ST. PETERSBURG, Fla. — More than once in the last few days, the mayor of St. Petersburg has said to leave politics out of the red tide crisis washing up in his city.
Thursday he tweeted, "Nearly 800 tons now. We're going to ignore the politics from the governor's office and continue to work with other state officials and county officials to get these fish out of the water."
Nearly 24 hours earlier Kriseman pleaded for Governor Ron DeSantis to send resources to help with the clean-up effort. He specifically asked for more shrimp boats to help collect the rotting marine life.
Kriseman said he wasn't sure how much longer the city and contractors for the city could spend working on the cleanup. He said the city needs help.
"We are asking the governor, please, Pinellas County, St. Petersburg, we need your help."
But by Wednesday afternoon, the governor's office painted a very different picture.
Jared Williams, the Deputy Communications Director for DeSantis sent 10 Tampa Bay an e-mail saying Mayor Kriseman is "either unaware of what is actually going on in his own backyard or is deliberately lying and using red tide as an attempt to score cheap political points."
Williams also sent a lengthy description of everything the state has done to aid the current red tide crisis in Tampa Bay. Those claims included:
- The Florida Department of Environmental Protection is in the process of executing grant agreements to Pinellas and Hillsborough counties
- Pinellas is getting $902,500 to help with the red tide cleanup efforts
- Florida Fish and Wildlife Conservation Commission staff are participating in weekly red tide coordination calls and initiating a red tide response with the City of St. Petersburg.
Kriseman countered the governor's office's response, saying "I don't care how our city receives assistance. Whether it's the governor declaring an emergency or his DEP doing something...I just need more boats."
10 Tampa Bay wanted to verify some of the claims made by the politicians.
According to Kelli Hammer Levy, the Director of Public Works with Pinellas County, the county is in the process of getting $902,500 from the Florida DEP but they don't have it yet.
"So from June 11 to July 10, between the county and the city we had expended approximately $902,500 so that money will go to reimburse us up to that point," said Hammer Levy.
She said she is also in touch with the DEP regularly to amend the agreement and get more funding.
"Matter of fact, 15 minutes ago, I was on the phone with the interim secretary of DEP, Shawn Hamilton, he confirmed they are going to make additional resources available to the county in support of the cleanup," said Hammer Levy.
Meanwhile, a spokesperson with the city of St. Petersburg says they've been left in the dark.
Benjamin Kirby, a Communications Director with the city of St. Petersburg forwarded 10 Tampa Bay an exchange between a city lobbyist and a FWC staff member.
The lobbyist asks for assistance saying: Not sure what role FWC plays in any of this, but could you alert your team.
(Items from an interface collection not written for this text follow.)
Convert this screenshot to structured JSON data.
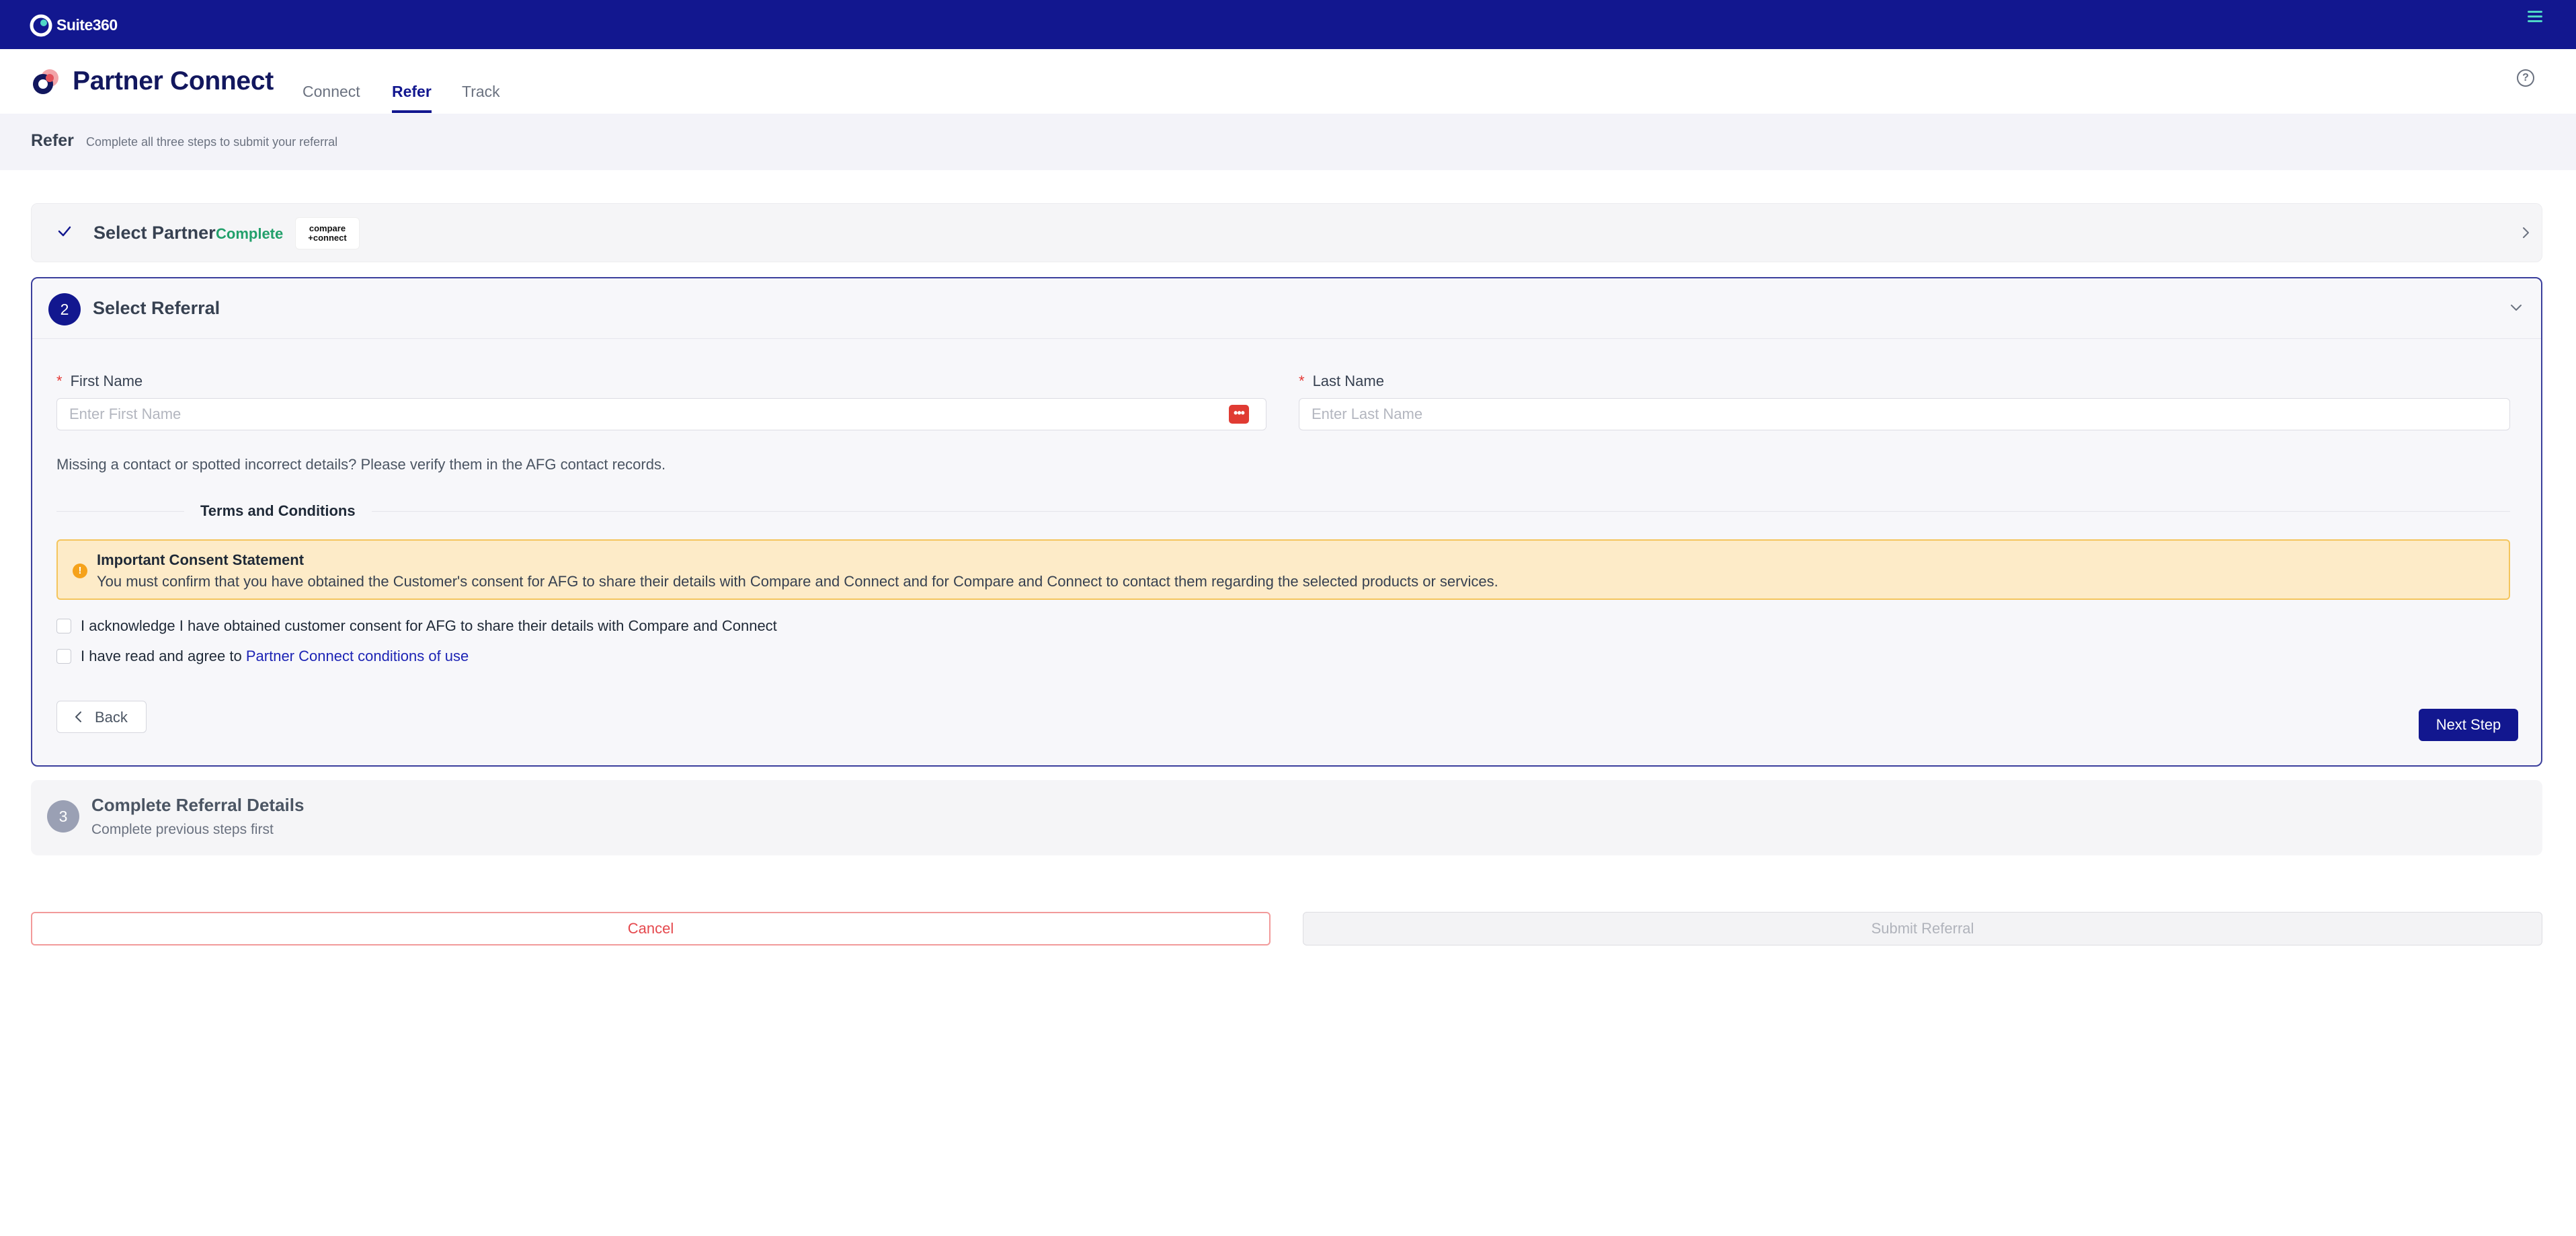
{
  "suite": {
    "name": "Suite360"
  },
  "app": {
    "title": "Partner Connect",
    "tabs": [
      {
        "label": "Connect",
        "active": false
      },
      {
        "label": "Refer",
        "active": true
      },
      {
        "label": "Track",
        "active": false
      }
    ],
    "help_icon": "?"
  },
  "page": {
    "title": "Refer",
    "description": "Complete all three steps to submit your referral"
  },
  "step1": {
    "title": "Select Partner",
    "status": "Complete",
    "partner_logo_line1": "compare",
    "partner_logo_line2": "+connect"
  },
  "step2": {
    "number": "2",
    "title": "Select Referral",
    "first_name": {
      "label": "First Name",
      "placeholder": "Enter First Name",
      "value": ""
    },
    "last_name": {
      "label": "Last Name",
      "placeholder": "Enter Last Name",
      "value": ""
    },
    "required_mark": "*",
    "missing_note": "Missing a contact or spotted incorrect details? Please verify them in the AFG contact records.",
    "terms_heading": "Terms and Conditions",
    "alert": {
      "icon": "!",
      "title": "Important Consent Statement",
      "body": "You must confirm that you have obtained the Customer's consent for AFG to share their details with Compare and Connect and for Compare and Connect to contact them regarding the selected products or services."
    },
    "checkbox1": {
      "label": "I acknowledge I have obtained customer consent for AFG to share their details with Compare and Connect",
      "checked": false
    },
    "checkbox2": {
      "label_prefix": "I have read and agree to ",
      "link": "Partner Connect conditions of use",
      "checked": false
    },
    "back_label": "Back",
    "next_label": "Next Step"
  },
  "step3": {
    "number": "3",
    "title": "Complete Referral Details",
    "subtitle": "Complete previous steps first"
  },
  "footer": {
    "cancel_label": "Cancel",
    "submit_label": "Submit Referral"
  },
  "colors": {
    "topbar": "#12178f",
    "accent": "#12178f",
    "success": "#22a06b",
    "danger": "#e5484d",
    "warning_bg": "#fdebc8",
    "warning_border": "#f4c55d"
  },
  "icons": {
    "suite_logo": "suite360-logo-icon",
    "menu": "hamburger-menu-icon",
    "partner_logo": "partner-connect-logo-icon",
    "help": "help-circle-icon",
    "check": "check-icon",
    "chevron_right": "chevron-right-icon",
    "chevron_down": "chevron-down-icon",
    "password_manager": "password-manager-icon",
    "warning": "warning-circle-icon",
    "back": "chevron-left-icon"
  }
}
I am alerting the Governor's office as well. Is DEP involved in these types of incidents?
The FWC representative responded on July 9 saying: Maybe you and I can touch base Monday so I can relay whatever information Gil shares today? I know DEP is involved from a water quality aspect, but we take the primary role when it comes to the fish kills. I’ll keep you posted.
Kirby says that's the last the city heard from anyone with the state.
On Thursday, Williams said Governor DeSantis’ Office has had multiple conversations with members of the City of St. Petersburg City Council, affected stakeholders, and members of the legislative delegation in the area but did not give specific names.
For details on who discussions between DEP, FWC, and the city of St. Petersburg are with, Williams referred 10 Tampa Bay to the DEP and FWC.
Hammer Levy with Pinellas County says she talks to someone with FWC at least once a day and during a meeting earlier this week officials said this current bloom is unprecedented.
"The fact that this bloom has gone all the way up into Tampa Bay is really highly unusual," she said noting the last time they saw something like this was fifty years ago when sewage was still being discharged into the bay.